**What is needed**
For every line in the entries that contains "JSON", show the whole line.

Data about app and page elements
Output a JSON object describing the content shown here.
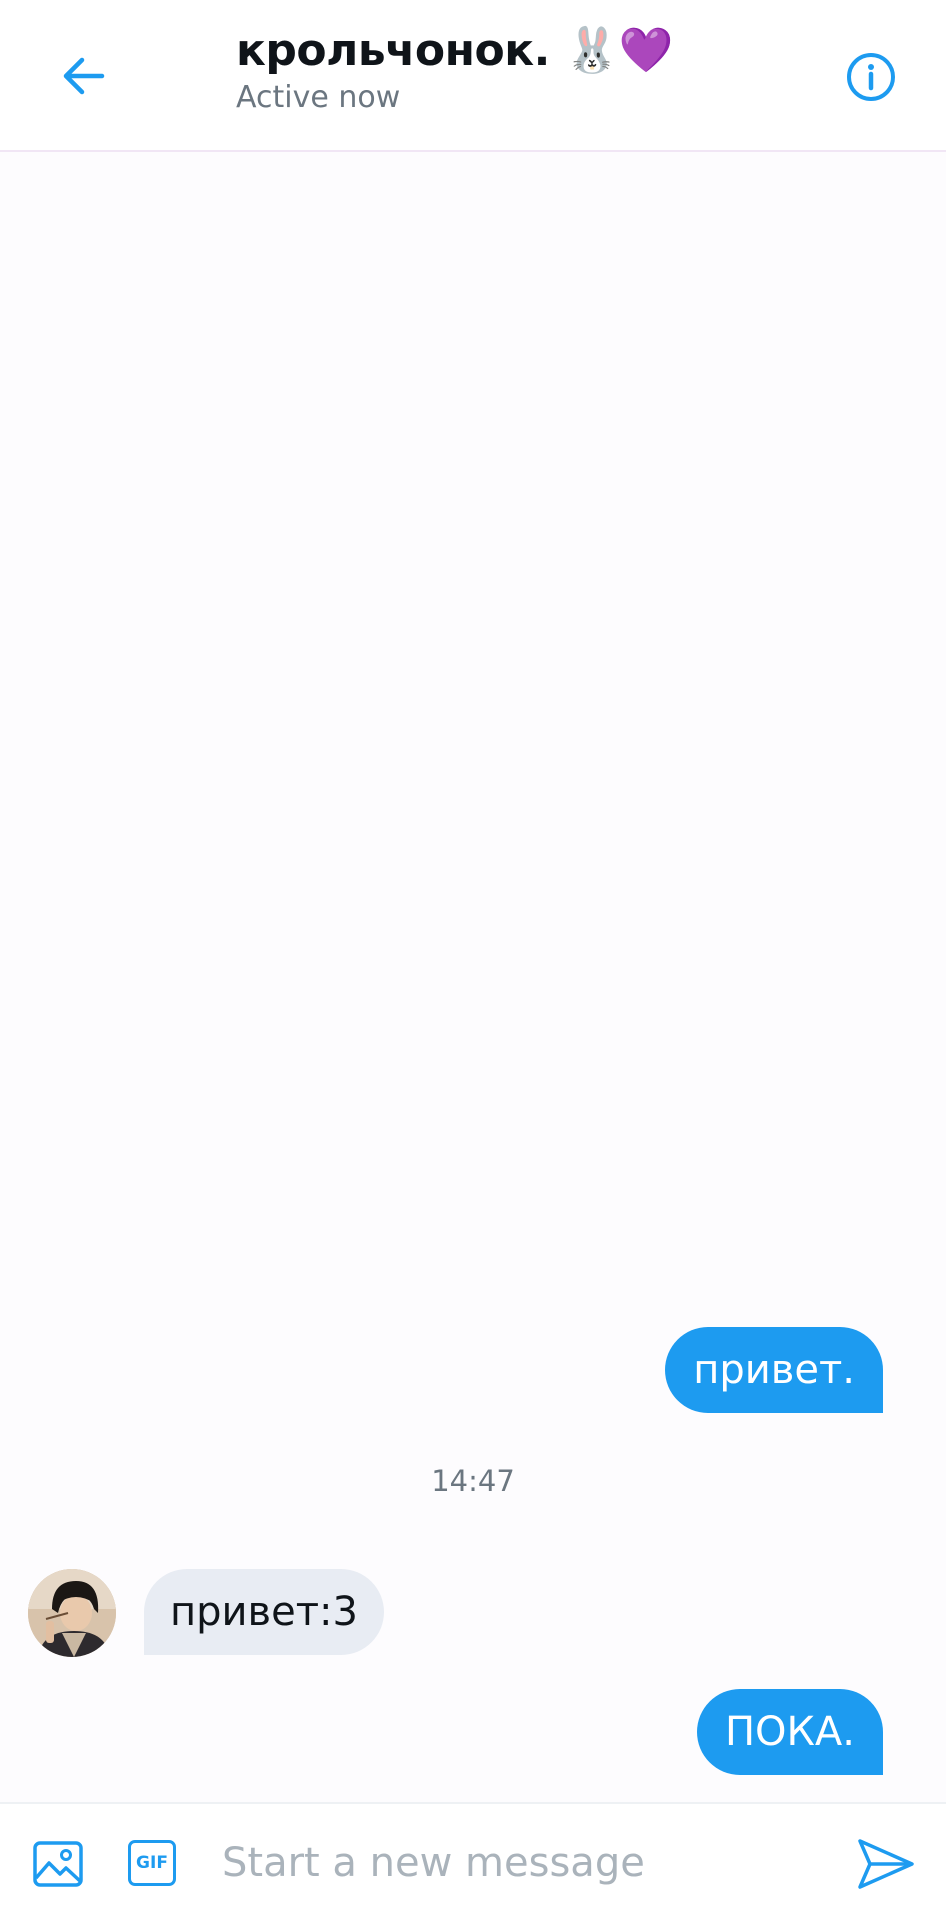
{
  "header": {
    "title": "крольчонок. 🐰💜",
    "status": "Active now"
  },
  "messages": [
    {
      "direction": "outgoing",
      "text": "привет."
    },
    {
      "type": "timestamp",
      "text": "14:47"
    },
    {
      "direction": "incoming",
      "text": "привет:3"
    },
    {
      "direction": "outgoing",
      "text": "ПОКА."
    }
  ],
  "composer": {
    "gif_label": "GIF",
    "placeholder": "Start a new message",
    "value": ""
  },
  "icons": {
    "back": "arrow-left-icon",
    "info": "info-icon",
    "media": "image-icon",
    "gif": "gif-icon",
    "send": "send-icon"
  },
  "colors": {
    "accent": "#1d9bf0",
    "incoming_bubble": "#e8ecf3",
    "outgoing_text": "#ffffff",
    "muted_text": "#6b7680"
  }
}
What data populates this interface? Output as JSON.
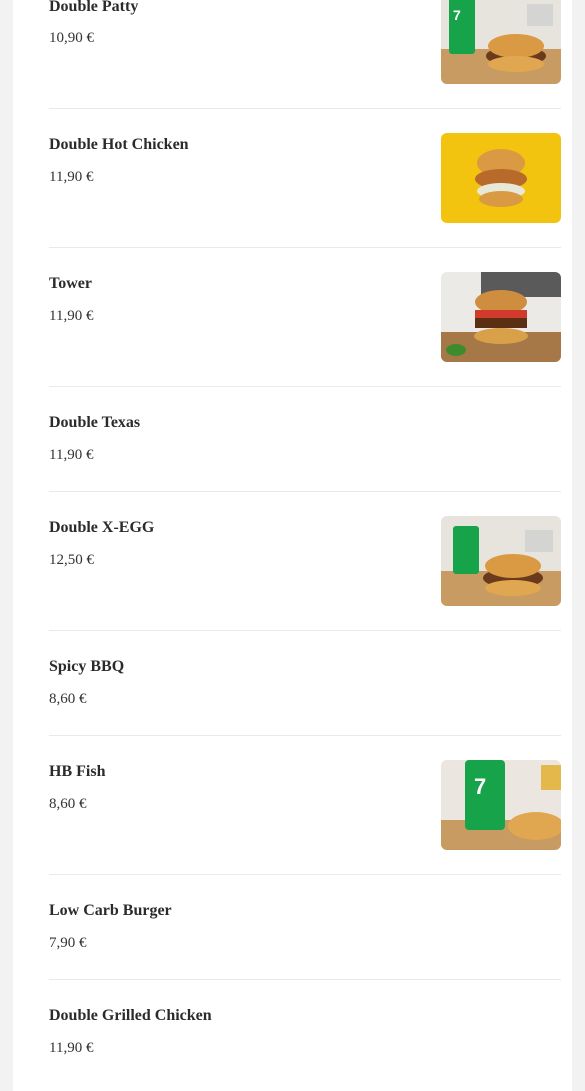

**Solution to this exercise**
Output a JSON object describing the content shown here.
What data populates this interface? Output as JSON.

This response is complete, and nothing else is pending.